(Phoenix, Ariz. – May 31, 2007) Attorney General Terry Goddard today announced a multi-state $500,000 settlement with ChoicePoint, a Georgia-based company, resolving allegations that it failed to adequately maintain the privacy and security of consumers’ personally identifying information stored in its database. Goddard joined 43 other state Attorneys General in this settlement.
ChoicePoint provides identification and credential verification services to credit providers, government agencies, landlords and others who perform credit history and background checks. Among its activities, ChoicePoint collects, maintains and distributes personally identifying information.
In February 2005, ChoicePoint announced that identity thieves posing as legitimate businesses gained access to personally identifying information. At least four individuals have been convicted of crimes related to the fraud and are incarcerated.
In the wake of these crimes, ChoicePoint mailed more than 145,000 notices to consumers across the country whose information may have been viewed or acquired by the ID thieves.
This settlement requires ChoicePoint to make significant changes in the way it credentials new customers who have access to personally identifying information. For the first time, a data broker has agreed to safeguard publicly available personal information using the same strict credentialing methods it now uses to safeguard financial information that is protected by law.
“This settlement is an important step in protecting consumers from becoming victims of ID theft through no fault of their own,” Goddard said.
The settlement, in the form of an Assurance of Discontinuance, requires ChoicePoint to pay the participating states $500,000. Among other things, ChoicePoint agreed to follow new procedures designed to verify the legitimacy of a customer applying for access to personal information. ChoicePoint will also closely evaluate customer applications at a number of different stages before granting access to the information it maintains. These steps will help ensure that personal information does not fall into the wrong hands.
In 2006, ChoicePoint settled with the Federal Trade Commission and set aside $5 million to compensate consumers who suffered out-of-pocket expenses related to identity theft resulting from the company’s security breach. The deadline to submit a claim form to the FTC is June 22, 2007. If consumers meet the eligibility requirements for redress, they can complete the redress form and submit that for consideration. More information is available at http://www.ftc.gov/bcp/conline/cases/choicepoint/index.shtm.
Joining Arizona in today’s settlement are: Alabama, Alaska, Arkansas, California, Colorado, Connecticut, Delaware, Florida, Hawaii, Idaho, Illinois, Indiana, Iowa, Kentucky, Louisiana, Maine, Maryland, Massachusetts, Michigan, Minnesota, Mississippi, Missouri, Montana, Nebraska, Nevada, New Jersey, New Mexico, New York, North Carolina, North Dakota, Ohio, Oklahoma, Oregon, Pennsylvania, South Dakota, Tennessee, Texas, Vermont, Virginia, Washington, West Virginia, Wisconsin and the District of Columbia.
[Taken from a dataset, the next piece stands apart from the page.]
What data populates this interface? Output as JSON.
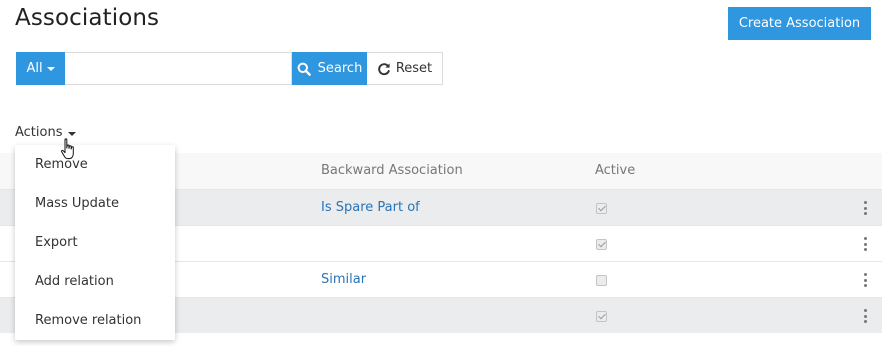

The Assurance of Discontinuance requires court approval. Assistant Attorney General Dena Rosen Epstein handled this case.